As September 2013 winds down I have some photographs and notes to record, which I will break down into several posts.
This evening, Saturday, at 6:20 pm the temperature is 68.7 °F. The sky was deep blue today, breezy, with lots of big clouds moving in and out—simply a gorgeous day in North Carolina.
Early in the morning I walked around the borders, inspecting and taking pictures. For the first time in weeks no mosquitoes bothered to chase me back indoors. The significance of this cannot be overstated as the mosquitoes have been numerous and fiercely aggressive.
For the most part this has been a dream year for gardening. A long cool spring accompanied by plentiful rainfall kept the borders happy throughout the summer. Usually by now most of the garden is brown, but this year things are easing along. That could change soon though because the entire month of September has been very dry with only a couple of rains to bring relief.
Benefiting from the supportive weather this year, Nepeta ‘Walker’s Low’ has been an unusually strong performer in the northern border. Sedum ‘Autumn Joy’ has deepened from its earlier pink into a rich terra cotta, almost burgundy color that I really like. I plan to keep that color in mind when adding new plants. I do not have color-themed gardens but would love to come up with a red border at some point.
Today I did no gardening, but instead was fortunate to enjoy the garden with a friend. After 75 minutes of walking around the neighborhood and lake paths, we returned home in early afternoon, taking time to sit and rest on the garden bench a while before walking the meditation path. During our time in the garden a gentle breeze frequently stirred the wind chimes, augmenting the enjoyment of a peaceful time.

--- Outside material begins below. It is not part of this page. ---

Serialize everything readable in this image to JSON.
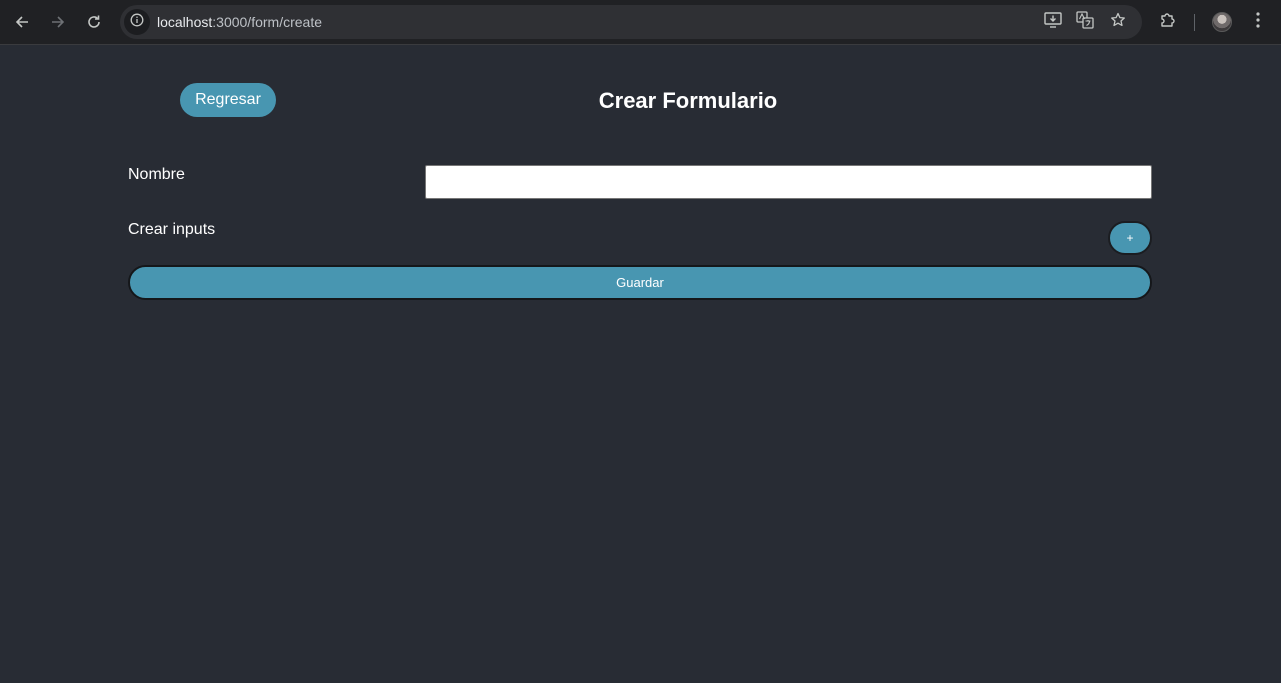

In the five days since I last posted, the Helianthus angustifolius (Swamp Sunflower) at the back of the western border has opened up more fully, commanding attention and drawing comments from husband, visitors and me throughout the week. The yellow flowers glow cheerfully, almost gaudily like neon.
The design of the garden is gradually improving, but still needs major vertical focal points. To see the strong stems at the center of the Swamp Sunflower lifting up toward the sky is very satisfying.
The neighbor’s Sycamore, upper left in the photo above, has suffered most of the summer (I think from a fungus). With the arrival of fall the brown leaves look more appropriate.
For some reason the branches at the sides of the Swamp Sunflower are much shorter than at the center and arch downward.
I wish I could be sure of the two trees behind the Swamp Sunflower, seen in the picture above. They grew in pots near the front steps for a couple of years before I planted them in the garden. For a time I thought they were Italian cypress, but now I think they might be Juniperus chinensis ‘Spartan’ (Spartan juniper). Whatever the kind, they have grown beyond their expected width and merged together.